— What the exercise asks —
Scan the lines below; pull out those with "selected".
----- Data extracts -----
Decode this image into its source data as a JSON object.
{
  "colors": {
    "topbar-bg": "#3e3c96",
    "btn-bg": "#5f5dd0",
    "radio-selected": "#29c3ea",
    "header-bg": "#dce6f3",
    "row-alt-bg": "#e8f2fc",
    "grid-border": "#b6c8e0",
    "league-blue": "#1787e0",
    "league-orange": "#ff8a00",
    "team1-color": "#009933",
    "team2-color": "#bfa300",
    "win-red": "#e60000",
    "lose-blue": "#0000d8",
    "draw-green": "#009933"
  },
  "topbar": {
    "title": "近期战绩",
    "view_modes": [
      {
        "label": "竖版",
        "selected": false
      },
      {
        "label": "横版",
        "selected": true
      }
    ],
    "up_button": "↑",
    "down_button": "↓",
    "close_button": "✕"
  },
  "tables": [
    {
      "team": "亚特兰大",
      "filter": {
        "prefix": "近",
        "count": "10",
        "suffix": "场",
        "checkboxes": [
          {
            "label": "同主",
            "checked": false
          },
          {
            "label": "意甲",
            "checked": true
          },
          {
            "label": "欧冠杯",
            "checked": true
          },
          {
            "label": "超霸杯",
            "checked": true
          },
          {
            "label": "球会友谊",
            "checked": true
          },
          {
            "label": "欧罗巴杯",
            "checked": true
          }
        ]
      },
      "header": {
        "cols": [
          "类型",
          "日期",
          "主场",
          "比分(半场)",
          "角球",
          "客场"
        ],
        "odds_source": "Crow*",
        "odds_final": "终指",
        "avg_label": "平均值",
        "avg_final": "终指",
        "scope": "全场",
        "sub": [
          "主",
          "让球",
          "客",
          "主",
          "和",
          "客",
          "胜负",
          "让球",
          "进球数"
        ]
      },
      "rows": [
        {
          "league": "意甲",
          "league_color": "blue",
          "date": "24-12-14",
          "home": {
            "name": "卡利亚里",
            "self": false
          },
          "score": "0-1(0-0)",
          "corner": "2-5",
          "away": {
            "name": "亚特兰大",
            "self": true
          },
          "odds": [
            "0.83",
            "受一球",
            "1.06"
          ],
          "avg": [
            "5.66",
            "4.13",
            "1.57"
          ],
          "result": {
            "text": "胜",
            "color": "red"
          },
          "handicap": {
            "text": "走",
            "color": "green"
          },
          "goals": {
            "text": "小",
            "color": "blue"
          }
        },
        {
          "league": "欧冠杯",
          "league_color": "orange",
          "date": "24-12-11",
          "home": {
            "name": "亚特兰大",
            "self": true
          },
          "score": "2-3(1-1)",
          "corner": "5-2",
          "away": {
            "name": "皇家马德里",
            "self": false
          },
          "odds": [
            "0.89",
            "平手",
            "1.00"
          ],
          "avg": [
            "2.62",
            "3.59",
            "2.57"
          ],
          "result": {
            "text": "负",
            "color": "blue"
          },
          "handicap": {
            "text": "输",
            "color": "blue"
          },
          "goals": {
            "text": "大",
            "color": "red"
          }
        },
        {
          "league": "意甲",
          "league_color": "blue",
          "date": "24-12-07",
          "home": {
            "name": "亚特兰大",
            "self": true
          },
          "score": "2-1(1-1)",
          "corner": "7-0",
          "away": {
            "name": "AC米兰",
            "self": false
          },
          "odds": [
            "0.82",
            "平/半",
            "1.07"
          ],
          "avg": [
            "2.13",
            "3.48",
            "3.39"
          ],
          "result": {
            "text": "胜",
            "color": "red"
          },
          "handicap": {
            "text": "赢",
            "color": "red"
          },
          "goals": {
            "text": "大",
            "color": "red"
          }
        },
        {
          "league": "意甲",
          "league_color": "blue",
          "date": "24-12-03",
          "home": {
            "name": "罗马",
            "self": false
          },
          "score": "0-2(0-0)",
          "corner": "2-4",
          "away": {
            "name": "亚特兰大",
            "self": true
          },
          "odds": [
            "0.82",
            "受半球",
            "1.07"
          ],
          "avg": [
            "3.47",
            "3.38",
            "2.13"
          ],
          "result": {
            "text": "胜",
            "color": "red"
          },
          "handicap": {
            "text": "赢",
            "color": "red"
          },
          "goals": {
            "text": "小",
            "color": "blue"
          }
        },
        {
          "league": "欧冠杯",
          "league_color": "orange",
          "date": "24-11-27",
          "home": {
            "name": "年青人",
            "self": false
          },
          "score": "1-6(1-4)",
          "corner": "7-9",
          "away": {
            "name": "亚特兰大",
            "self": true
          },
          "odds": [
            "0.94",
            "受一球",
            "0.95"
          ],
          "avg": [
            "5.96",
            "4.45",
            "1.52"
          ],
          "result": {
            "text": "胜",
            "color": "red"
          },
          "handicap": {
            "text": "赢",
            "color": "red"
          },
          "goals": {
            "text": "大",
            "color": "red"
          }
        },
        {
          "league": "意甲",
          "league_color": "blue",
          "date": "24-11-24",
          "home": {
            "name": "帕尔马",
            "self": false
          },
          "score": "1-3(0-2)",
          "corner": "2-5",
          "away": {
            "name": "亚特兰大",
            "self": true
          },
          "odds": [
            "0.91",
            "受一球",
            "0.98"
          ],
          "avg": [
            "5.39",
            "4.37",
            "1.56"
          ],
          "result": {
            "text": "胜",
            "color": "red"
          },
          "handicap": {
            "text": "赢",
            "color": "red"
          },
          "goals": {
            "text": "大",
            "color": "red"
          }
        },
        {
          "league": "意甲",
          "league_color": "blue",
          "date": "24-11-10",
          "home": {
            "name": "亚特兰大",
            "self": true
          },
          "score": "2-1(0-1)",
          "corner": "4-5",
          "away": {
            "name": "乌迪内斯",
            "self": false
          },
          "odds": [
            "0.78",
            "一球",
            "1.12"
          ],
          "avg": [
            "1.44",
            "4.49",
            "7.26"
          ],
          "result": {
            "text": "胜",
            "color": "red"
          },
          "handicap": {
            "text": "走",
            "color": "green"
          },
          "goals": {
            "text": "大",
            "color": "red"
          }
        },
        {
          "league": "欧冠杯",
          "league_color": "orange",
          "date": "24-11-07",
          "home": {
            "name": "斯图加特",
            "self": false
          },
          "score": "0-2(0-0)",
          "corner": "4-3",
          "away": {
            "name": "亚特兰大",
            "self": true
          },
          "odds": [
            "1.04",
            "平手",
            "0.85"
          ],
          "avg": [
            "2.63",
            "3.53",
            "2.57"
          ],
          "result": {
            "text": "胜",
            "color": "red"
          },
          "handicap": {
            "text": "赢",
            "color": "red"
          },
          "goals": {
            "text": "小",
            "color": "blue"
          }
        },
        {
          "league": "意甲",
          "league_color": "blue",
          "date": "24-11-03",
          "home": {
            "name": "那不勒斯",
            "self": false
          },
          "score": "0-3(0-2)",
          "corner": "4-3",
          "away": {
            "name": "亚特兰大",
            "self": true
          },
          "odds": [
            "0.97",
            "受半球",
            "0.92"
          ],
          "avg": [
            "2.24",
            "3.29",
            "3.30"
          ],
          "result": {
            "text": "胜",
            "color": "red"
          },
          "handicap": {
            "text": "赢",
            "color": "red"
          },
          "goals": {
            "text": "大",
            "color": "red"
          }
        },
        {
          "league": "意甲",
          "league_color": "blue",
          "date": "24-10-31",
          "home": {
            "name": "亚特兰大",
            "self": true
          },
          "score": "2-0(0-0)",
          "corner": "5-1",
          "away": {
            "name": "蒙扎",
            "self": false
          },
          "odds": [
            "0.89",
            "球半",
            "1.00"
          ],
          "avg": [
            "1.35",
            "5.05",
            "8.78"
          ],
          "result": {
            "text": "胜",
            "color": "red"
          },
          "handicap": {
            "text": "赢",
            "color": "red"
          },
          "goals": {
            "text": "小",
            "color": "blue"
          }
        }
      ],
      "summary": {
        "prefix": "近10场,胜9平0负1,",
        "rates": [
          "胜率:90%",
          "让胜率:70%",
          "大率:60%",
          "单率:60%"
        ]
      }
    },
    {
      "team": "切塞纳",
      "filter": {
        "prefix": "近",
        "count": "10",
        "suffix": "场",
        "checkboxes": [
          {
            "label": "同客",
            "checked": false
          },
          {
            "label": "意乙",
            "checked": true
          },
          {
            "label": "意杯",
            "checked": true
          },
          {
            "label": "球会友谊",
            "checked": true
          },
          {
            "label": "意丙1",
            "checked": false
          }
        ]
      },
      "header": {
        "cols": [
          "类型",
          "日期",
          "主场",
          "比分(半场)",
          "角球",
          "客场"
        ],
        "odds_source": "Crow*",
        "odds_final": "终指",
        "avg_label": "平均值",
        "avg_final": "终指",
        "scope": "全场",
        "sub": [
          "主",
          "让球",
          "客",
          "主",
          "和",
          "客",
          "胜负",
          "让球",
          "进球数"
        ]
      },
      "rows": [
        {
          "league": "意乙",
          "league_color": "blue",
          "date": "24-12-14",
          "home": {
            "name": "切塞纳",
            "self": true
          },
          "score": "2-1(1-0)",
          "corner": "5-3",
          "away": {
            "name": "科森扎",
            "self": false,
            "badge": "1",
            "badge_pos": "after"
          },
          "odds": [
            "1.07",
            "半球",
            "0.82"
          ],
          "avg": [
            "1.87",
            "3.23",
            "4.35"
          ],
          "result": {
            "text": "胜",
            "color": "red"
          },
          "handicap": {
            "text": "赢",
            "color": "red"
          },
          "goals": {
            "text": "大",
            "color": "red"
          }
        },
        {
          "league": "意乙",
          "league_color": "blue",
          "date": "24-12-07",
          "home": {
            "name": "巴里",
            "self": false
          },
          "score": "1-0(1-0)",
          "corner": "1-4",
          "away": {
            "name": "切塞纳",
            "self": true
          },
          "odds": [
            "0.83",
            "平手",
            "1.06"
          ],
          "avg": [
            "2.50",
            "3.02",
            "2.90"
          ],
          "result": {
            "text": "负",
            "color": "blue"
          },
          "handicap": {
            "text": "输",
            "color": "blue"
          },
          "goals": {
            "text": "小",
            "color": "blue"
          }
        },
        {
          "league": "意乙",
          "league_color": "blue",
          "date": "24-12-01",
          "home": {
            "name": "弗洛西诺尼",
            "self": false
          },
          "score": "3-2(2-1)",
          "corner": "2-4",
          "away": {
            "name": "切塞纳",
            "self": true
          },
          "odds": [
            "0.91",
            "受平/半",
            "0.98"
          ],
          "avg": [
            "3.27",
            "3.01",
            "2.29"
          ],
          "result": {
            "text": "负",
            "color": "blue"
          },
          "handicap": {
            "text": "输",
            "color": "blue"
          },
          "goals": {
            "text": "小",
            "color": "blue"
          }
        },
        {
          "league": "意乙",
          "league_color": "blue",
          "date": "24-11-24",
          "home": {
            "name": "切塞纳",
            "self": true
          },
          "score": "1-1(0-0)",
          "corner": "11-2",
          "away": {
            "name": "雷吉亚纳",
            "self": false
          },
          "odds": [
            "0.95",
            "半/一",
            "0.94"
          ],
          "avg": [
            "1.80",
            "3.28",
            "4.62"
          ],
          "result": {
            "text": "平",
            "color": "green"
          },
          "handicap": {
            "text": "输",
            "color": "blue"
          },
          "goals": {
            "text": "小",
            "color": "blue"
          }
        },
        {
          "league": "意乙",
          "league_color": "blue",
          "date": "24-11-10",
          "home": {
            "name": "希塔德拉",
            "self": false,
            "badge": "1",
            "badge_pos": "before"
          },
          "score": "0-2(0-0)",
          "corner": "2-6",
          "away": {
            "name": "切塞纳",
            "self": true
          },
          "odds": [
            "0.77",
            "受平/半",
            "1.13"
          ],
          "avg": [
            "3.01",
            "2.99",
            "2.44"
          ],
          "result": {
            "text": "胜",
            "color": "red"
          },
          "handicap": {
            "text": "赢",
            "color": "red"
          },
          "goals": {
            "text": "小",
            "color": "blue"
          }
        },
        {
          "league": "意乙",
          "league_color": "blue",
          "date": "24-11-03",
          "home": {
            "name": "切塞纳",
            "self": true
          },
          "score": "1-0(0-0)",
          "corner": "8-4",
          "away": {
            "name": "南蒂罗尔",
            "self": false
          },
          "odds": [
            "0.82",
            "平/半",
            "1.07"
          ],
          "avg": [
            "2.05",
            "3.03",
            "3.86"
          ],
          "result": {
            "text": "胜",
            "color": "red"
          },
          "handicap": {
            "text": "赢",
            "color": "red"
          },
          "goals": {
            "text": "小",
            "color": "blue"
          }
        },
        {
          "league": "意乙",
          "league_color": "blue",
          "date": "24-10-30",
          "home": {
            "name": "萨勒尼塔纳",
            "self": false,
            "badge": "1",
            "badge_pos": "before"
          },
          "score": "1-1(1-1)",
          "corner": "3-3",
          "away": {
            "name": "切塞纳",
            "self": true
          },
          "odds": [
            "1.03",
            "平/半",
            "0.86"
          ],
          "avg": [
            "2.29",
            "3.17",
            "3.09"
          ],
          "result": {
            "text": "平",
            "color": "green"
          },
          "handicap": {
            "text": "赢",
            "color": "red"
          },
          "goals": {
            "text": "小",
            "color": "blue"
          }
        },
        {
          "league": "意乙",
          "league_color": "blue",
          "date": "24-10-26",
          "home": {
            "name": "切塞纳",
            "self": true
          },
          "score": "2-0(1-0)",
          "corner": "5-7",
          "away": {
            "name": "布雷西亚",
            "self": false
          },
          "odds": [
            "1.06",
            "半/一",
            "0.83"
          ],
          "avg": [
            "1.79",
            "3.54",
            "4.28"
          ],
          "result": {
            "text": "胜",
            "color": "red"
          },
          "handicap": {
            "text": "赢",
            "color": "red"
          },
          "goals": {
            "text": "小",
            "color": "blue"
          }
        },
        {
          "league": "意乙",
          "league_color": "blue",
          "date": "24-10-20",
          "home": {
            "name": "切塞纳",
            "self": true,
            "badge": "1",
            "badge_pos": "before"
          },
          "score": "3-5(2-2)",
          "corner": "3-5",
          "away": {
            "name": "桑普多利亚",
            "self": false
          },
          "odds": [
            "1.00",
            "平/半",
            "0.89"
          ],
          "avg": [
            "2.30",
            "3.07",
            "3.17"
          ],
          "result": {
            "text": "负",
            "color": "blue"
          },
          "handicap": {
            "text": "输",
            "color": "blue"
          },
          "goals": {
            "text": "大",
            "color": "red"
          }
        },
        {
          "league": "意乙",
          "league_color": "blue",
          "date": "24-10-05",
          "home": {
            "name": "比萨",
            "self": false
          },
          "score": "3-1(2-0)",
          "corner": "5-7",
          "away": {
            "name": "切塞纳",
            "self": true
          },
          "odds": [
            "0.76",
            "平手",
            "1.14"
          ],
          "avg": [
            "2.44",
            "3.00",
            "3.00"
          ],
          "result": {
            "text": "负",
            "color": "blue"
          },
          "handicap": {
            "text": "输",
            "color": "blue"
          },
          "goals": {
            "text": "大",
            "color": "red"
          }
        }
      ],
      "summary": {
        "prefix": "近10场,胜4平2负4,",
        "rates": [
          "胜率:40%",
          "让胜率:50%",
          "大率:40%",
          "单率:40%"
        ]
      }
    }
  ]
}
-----
— Task output —
    "radio-selected": "#29c3ea",
        "selected": false
        "selected": true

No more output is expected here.